- FREE: 20 Poets anthology
- 93: PEACHSUBMIT to L Van, G Mouratidis, L Toong 92: NO THEME VIIICOMING SOON with C Gaskin 91: MONSTERwith N Curnow 90: AFRO AUSTRALIANwith S Umar 89: DOMESTICwith N Harkin 88: TRANSQUEERwith S Barnes and Q Eades 87: DIFFICULTwith O Schwartz & H Isemonger 86: NO THEME VIIwith L Gorton 85: PHILIPPINESwith Mookie L and S Lua 84: SUBURBIAwith L Brown and N O'Reilly 83: MATHEMATICSwith F Hile 82: LANDwith J Stuart and J Gibian 81: NEW CARIBBEANwith V Lucien 80: NO THEME VIwith J Beveridge 57.1: EKPHRASTICwith C Atherton and P Hetherington 57: CONFESSIONwith K Glastonbury 56: EXPLODE with D Disney 55.1: DALIT / INDIGENOUSwith M Chakraborty and K MacCarter 55: FUTURE MACHINES with Bella Li 54: NO THEME V with F Wright and O Sakr 53.0: THE END with P Brown 52.0: TOIL with C Jenkins 51.1: UMAMI with L Davies and Lifted Brow 51.0: TRANSTASMAN with B Cassidy 50.0: NO THEME IV with J Tranter 49.1: A BRITISH / IRISH with M Hall and S Seita 49.0: OBSOLETE with T Ryan 48.1: CANADA with K MacCarter and S Rhodes 48.0: CONSTRAINT with C Wakeling 47.0: COLLABORATION with L Armand and H Lambert 46.1: MELBOURNE with M Farrell 46.0: NO THEME III with F Plunkett 45.0: SILENCE with J Owen 44.0: GONDWANALAND with D Motion 43.1: PUMPKIN with K MacCarter 43.0: MASQUE with A Vickery 42.0: NO THEME II with G Ryan 41.1: RATBAGGERY with D Hose 41.0: TRANSPACIFIC with J Rowe and M Nardone 40.1: INDONESIA with K MacCarter 40.0: INTERLOCUTOR with L Hart 39.1: GIBBERBIRD with S Gory 39.0: JACKPOT! with S Wagan Watson 38.0: SYDNEY with A Lorange 37.1: NEBRASKA with S Whalen 37.0: NO THEME! with A Wearne 36.0: ELECTRONICA with J Jones
- Introduction to Zenobia Frost’s After the Demolition
- Phillip Hall Reviews Robert Harris’s The Gang of One: Selected Poems
- Adam Ford Reviews Rae White’s Milk Teeth and Anders Villani’s Aril Wire
- Jennifer Mackenzie Reviews Elif Sezen’s A little book of unspoken history
- Introduction to Charmaine Papertalk Green’s Nganajungu Yagu
- Brigid Magner Reviews Michele Leggott’s Vanishing Points and Elizabeth Smither’s Night Horse
- Jack Kelly Reviews Liam Ferney’s Hot Take
- Submission to Cordite 93: PEACH
- Introduction to Cordite 91: MONSTER
- Poetry, Whatsoever: Blake, Blau DuPlessis, and an Expansive Definition of the Poem
- On Being Sanguine: Two Years of Panic and a Response to Terror in Christchurch
- A Deaf Rough Trade: Defending Poetry to ‘regular people’
- 12 Panels by Chris Gooch
- 5 Translated Yosuke Tanaka Poems
- A Buzz in the Retina: On Translating Luljeta Lleshanaku
- ‘That is some crafty bite’: Trisha Pender Interviews Melinda Bufton
- ‘You’re never disembodied from the action’: Dylan Frusher Interviews Judith Beveridge
- Excerpts from Neon Daze
- Chorography and Toute-eau in the Waters of Lower Murray Country
- 6 Poems from Robin M Eames
- Aussi / Or: Un Coup de dés and Mistranslation in the Antipodes
- Every other Friday
- I Still Love Without My Head
- Heath Ledger’s Joker
- Only fair
We invite submissions for Cordite 38 on the theme of ‘Sydney’. Given that Cordite was founded in Sydney in 1997, we think that now is a good time to revisit our roots, and what better way to do that than …
It is overly simplistic to state digital poems come entirely from building/discovering interfaces.
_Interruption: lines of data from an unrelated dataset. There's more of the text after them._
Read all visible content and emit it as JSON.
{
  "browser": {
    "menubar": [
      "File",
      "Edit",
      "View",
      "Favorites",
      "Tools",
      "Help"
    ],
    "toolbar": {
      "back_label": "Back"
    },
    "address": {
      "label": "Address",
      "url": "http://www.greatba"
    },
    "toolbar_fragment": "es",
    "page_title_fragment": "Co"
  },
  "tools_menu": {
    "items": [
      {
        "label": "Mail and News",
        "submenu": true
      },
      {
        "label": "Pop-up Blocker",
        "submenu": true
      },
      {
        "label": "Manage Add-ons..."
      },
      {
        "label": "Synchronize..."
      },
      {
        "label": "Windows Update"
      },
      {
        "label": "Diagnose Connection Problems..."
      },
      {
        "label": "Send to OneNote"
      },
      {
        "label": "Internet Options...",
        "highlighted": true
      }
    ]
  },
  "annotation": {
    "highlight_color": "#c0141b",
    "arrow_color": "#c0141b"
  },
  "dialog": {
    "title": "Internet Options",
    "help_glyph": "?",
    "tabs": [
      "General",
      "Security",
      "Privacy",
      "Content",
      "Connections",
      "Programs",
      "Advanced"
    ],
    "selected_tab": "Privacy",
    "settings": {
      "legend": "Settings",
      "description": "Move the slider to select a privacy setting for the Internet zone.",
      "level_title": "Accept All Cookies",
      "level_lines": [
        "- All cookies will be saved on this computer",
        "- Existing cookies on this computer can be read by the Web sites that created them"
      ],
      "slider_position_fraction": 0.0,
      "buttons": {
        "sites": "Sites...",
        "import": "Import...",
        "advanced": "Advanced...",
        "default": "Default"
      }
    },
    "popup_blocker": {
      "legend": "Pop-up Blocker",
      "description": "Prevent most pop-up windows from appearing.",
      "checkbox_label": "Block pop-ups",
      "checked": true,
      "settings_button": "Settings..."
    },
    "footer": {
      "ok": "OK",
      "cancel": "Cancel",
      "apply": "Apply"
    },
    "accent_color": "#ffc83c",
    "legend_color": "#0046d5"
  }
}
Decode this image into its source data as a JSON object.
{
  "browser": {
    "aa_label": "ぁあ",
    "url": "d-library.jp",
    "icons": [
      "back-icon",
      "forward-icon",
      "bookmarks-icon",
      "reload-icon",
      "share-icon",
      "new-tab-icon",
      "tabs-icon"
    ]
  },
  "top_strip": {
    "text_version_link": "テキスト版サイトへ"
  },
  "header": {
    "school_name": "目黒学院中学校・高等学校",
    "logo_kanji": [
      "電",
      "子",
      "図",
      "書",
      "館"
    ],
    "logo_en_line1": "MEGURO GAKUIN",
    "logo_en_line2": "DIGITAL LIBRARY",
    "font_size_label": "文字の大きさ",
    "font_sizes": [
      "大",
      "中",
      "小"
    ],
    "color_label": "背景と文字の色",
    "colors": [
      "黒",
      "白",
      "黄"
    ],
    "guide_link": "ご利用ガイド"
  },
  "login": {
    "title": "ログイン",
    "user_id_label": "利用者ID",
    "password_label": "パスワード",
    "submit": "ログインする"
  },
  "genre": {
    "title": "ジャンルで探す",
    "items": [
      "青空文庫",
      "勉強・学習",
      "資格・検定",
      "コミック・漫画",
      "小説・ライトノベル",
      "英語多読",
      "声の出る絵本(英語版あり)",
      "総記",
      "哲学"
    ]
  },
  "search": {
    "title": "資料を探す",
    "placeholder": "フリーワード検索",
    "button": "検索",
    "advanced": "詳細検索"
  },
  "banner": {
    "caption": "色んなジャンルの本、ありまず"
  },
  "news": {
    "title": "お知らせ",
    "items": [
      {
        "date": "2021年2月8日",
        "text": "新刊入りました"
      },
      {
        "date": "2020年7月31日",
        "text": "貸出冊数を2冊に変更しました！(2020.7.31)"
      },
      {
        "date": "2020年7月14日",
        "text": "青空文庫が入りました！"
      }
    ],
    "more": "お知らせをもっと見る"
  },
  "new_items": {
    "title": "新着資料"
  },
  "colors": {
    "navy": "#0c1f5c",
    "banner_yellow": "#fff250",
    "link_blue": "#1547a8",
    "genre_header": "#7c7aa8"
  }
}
Any artist’s creative practice is a merging/melding mix of fluid events and inspirations. But within many digital poems there is one commonality, the emphasis on interface.
Ashes in the Air by Ali Alizadeh University of Queensland Press, 2011 Ali Alizadeh’s latest collection, Ashes in the Air, blows across the fault lines of our manifold present. These are poems of strong rhetorical force. With remarkable alertness to …
Upon hearing of our Children of Malley II edition of Cordite, one of our readers sent us in an unexpected surprise. Lurking in the wings was a Malley encounter we never expected: we found that the hoax lives on.
For both Kinsella and Phillips poetics is work: it is a continual and never-ending process, a symbiotic process from which a voice of activism may spring. It is the aim of this voice to put the land and its strength and survival at the heart of the contemporary landscape poetry.
Ex Machina (BookThug, 2009) is a long poem written as a series of poetic and philosophical statements. Each page contains a titular number, and each line of the poem refers the reader to another page through a footnote. The book thus resembles the Choose-Your-Own-Adventure books of yesteryear, only instead of developing a progressive narrative, the system recurs and loops endlessly. If one attempts to read the book as directed, not only will one never reach a terminal position, but certain pages that exist outside of the system will remain forever unread.
This is Part 1 of Cordite's Zombie Haikunaut Renga project.
Please read the instructions before commenting on this post!
Single-parented most of the time, it’s a wonder the ash trees come out of the forest, look around, heavy scene, where I think it impossible to get lost or make enough sense to pretend how a child has to abort …
Run! Run! Run run run run! For a safe climate! take the trolley! & that box of something! tony abbott youre so cute i could skin you alive with a hammer. Nothing can hold it together. The skin of true …
And you were that paradox, but finally wednesday arrived. it was time for the coffee festival youd organised. Who said ‘waiting is unpleasurable?’ Not Nietzsche! And doesn’t coffee solve all paradoxes? (Except those concocted by Kafka.) I scratch my head …